Latest Research from the Altizer Lab
This page summarizes several current and previous research projects on monarch butterfly parasites from people in the Altizer lab. Click the topic below to see a summary of the study as well as a link to the full paper.
Disease Risk for Migratory Animals
Animal migrations are expected to increase the global spread of pathogens and even make it easier for these pathogens to spread to other species. While this does happen, new research has also shown that migration allows hosts to escape from infected habitats, reduces disease levels when infected animals do not migrate successfully, and may lead to the evolution of less harmful pathogens.
Persistence of OE Spores in the Environment
This study exposed spores to either sun or shade for varying amounts of time (0-16 days) to determine if longer time spent in the environment would lead to lower infection rates in monarchs. They found that the number of spores per monarch decreased with more time spent in the environment, suggesting that some spores became inviable as a result of exposure to the environment.
It also came up with a model to determine how a monarch population would hypothetically respond to different levels of persistence of the OE parasite. Infection prevalence was determined to peak at 15% at the end of the breeding season, considering spores are able to persist in the environment for at least 80 days. However, due to the increase in monarch populations during this time, the host population was predicted to decline very little even with highly persistent spores present.
How Migration Affects the Form and Structure of Monarch Wings
Non-Migratory Behavior Increases Disease Risk
A study from our lab showed that monarchs breeding year-round in the southern U.S. face a much higher risk of parasite infection compared to migratory monarchs. Using data from 5,800 monarchs in North America collected by over 100 citizen scientists as part of Project Monarch Health, we were able to compare infection levels between migratory monarchs before migration (summer-breeding) and after migration (in Mexico), as well as non-migratory monarchs in the south (winter-breeding).
This research indicated that non-migratory monarchs were up to 5 times more likely to be infected with OE compared to migratory monarchs. In some areas with year-round exotic milkweed, 100% of monarchs were infected! This high disease risk likely occurs because winter-breeding monarchs do not have the benefits of migration, which previous research has shown can weed out sick butterflies and provide an escape from parasites.
Click here for the original paper. The study was led by Dara Satterfield, John Maerz, and Sonia Altizer and published in Proceedings of the Royal Society B.

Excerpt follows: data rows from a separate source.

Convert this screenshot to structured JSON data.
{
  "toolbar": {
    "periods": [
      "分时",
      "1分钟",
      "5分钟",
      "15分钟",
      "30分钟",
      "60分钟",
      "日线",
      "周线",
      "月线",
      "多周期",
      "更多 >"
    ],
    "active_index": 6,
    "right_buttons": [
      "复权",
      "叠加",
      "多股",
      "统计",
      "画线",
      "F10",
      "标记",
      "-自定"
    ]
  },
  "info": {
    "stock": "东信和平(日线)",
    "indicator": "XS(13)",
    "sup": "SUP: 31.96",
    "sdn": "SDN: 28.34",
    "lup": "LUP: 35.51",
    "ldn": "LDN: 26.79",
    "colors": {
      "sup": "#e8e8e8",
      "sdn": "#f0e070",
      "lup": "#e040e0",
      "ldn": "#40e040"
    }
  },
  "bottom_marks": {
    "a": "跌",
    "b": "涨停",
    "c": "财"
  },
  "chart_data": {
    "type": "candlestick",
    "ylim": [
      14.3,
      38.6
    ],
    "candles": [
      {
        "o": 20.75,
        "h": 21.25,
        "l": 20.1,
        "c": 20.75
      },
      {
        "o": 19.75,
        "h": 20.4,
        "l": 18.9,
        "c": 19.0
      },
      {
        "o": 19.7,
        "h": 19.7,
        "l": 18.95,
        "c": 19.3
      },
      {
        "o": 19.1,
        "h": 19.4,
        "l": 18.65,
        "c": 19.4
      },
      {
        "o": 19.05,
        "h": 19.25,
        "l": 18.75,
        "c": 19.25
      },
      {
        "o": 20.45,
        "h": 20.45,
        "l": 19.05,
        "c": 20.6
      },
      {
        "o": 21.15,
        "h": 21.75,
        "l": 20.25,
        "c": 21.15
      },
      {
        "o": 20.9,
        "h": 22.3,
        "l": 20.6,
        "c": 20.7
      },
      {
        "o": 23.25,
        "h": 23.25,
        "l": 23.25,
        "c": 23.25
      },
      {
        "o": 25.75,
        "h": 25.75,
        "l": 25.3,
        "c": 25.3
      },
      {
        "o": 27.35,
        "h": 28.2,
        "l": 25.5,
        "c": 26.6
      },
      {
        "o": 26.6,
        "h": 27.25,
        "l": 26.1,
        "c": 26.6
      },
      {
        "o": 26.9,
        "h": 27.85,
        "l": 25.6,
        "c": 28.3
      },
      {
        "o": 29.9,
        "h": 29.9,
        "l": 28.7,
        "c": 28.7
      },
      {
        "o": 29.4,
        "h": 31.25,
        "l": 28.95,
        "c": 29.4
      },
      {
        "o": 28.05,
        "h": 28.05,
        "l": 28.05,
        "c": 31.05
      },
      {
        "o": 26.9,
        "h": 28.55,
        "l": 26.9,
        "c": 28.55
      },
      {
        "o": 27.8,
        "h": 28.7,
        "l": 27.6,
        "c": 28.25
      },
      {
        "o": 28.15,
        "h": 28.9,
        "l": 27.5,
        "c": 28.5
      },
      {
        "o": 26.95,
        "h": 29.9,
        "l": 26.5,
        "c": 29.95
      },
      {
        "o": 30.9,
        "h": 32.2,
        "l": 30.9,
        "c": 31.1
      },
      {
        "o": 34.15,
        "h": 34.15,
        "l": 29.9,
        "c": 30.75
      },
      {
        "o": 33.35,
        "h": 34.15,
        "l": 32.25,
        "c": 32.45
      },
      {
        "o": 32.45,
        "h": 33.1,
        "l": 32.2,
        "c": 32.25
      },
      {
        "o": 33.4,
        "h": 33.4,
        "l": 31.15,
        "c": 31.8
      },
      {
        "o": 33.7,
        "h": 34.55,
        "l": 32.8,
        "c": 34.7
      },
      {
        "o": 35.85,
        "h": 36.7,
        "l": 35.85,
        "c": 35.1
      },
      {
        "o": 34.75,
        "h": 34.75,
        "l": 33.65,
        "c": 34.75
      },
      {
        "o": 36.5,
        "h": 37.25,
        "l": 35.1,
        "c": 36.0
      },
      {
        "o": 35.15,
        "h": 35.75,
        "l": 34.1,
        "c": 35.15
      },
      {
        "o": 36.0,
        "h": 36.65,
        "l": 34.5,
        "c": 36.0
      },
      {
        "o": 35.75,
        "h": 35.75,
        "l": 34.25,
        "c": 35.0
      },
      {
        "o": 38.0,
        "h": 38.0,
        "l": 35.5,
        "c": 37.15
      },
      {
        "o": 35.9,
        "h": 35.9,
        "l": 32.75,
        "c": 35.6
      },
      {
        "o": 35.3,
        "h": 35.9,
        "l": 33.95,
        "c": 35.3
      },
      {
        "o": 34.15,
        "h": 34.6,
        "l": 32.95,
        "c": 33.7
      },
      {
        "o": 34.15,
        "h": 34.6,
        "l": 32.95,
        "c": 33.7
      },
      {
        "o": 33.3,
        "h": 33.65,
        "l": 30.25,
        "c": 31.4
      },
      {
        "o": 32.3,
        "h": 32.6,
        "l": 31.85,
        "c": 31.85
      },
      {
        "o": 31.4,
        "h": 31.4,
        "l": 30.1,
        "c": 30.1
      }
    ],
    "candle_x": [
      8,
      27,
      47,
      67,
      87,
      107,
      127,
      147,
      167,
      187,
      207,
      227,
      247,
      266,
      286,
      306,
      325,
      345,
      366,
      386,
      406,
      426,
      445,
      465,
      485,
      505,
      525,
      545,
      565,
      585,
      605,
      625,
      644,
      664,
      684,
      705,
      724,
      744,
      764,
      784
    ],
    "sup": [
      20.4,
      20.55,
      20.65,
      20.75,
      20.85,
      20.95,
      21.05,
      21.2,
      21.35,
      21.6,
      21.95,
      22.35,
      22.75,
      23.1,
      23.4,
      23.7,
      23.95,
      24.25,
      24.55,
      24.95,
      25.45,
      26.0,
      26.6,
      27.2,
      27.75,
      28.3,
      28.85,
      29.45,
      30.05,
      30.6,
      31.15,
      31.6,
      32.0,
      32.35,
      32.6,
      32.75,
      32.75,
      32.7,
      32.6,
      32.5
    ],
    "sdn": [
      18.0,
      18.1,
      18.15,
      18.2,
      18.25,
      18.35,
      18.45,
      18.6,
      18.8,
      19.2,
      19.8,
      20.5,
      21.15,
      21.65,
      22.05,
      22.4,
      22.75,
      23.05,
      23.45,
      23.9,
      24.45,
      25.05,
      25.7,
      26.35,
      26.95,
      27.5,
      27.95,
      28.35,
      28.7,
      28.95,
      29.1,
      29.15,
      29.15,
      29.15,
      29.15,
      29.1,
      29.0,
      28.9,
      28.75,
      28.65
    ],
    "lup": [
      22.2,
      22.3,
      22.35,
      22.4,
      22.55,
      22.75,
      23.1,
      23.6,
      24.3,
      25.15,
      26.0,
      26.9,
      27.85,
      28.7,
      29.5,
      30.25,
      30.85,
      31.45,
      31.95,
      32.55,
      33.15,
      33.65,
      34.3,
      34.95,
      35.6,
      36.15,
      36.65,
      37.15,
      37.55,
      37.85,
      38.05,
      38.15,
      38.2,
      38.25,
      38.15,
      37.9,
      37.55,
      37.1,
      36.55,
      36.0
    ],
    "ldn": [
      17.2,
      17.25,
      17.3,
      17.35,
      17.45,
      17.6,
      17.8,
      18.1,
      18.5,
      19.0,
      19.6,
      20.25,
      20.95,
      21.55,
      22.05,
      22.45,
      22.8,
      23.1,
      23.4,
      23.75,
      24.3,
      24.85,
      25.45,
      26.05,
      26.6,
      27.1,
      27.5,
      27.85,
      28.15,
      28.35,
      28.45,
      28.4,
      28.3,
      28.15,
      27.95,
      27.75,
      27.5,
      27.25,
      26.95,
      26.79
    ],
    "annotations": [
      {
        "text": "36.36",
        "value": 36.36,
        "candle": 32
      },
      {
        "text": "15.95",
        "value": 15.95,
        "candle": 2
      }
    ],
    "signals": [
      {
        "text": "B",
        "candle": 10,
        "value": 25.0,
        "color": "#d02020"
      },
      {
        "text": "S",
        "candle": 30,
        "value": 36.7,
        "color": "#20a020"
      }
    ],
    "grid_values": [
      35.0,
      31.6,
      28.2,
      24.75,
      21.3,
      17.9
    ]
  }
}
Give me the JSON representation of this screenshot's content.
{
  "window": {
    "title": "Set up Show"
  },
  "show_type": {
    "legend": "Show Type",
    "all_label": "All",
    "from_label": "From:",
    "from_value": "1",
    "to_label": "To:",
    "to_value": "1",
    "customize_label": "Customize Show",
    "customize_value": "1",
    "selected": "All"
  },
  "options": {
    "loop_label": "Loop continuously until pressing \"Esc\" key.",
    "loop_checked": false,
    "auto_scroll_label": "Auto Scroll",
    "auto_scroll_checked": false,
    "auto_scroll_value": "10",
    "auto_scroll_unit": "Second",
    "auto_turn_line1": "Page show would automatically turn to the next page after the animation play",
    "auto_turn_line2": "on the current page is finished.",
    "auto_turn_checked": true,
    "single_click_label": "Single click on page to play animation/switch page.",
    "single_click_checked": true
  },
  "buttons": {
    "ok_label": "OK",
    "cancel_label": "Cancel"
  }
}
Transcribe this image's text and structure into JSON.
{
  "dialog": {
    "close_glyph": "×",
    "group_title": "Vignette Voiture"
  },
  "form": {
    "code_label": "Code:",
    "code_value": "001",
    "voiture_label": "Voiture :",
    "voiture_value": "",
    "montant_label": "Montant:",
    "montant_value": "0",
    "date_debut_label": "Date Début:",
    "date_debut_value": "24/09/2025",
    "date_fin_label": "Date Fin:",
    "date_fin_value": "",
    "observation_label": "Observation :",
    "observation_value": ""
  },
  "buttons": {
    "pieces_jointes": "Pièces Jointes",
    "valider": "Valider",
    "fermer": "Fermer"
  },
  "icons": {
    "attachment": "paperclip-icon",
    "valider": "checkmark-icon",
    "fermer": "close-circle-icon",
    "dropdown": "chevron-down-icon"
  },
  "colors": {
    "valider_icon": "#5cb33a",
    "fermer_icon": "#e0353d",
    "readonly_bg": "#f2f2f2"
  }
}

How Migration Impacts OE Transmission
How does seasonal migration influence interactions between animals and their parasites?
We found that OE infection levels were higher at the end of the breeding season for all years compared to at the beginning. Because breeding habitats are heavily infected, migration may allow monarchs to flee areas with high levels of parasites. Among adult monarchs captured at different points along the east coast fall migratory flyway, parasite prevalence declined as monarchs progressed southward, and was also lower among monarchs sampled at two overwintering sites in Mexico than among monarchs sampled during the summer breeding period.
OE Trade-offs: Transmission Vs. Host Death
Impact of Milkweed Species on Infection Severity
Infection Severity Influences Monarch Biology
Migration Distance in Healthy vs. Infected Monarchs
Click here for the original paper. This study was performed by Sonia Altizer, Keith Hobson, Andy K Davis, Jaap de Roode, and Leonard Wassenaar and was published in PLoS ONE.
These results show how seasonal migration can help keep infection levels low in wild animal populations and suggest that sedentary behavior may lead to greater infection prevalence for North American monarchs.
Infection Hinders Monarch Flight Performance
Butterfly Use of Pollinator Gardens
A 2018 study lead by UGA graduate student Ania Majewska showed that butterfly diversity and abundance increased rapidly in human-planted butterfly garden plots near Savannah, GA. Caterpillars of four target butterfly species (monarchs, queens, gulf fritillaries and black swallowtails) were found on their respective host plants (milkweed, passionvine, and fennel). Butterfly abundance and survival did not vary with the intensity of weed maintenance. Plots with exotic plant species flowered more intensely and supported higher abundance of monarchs and gulf fritillaries. These findings indicate that human-planted gardens can be a useful resource for pollinator conservation.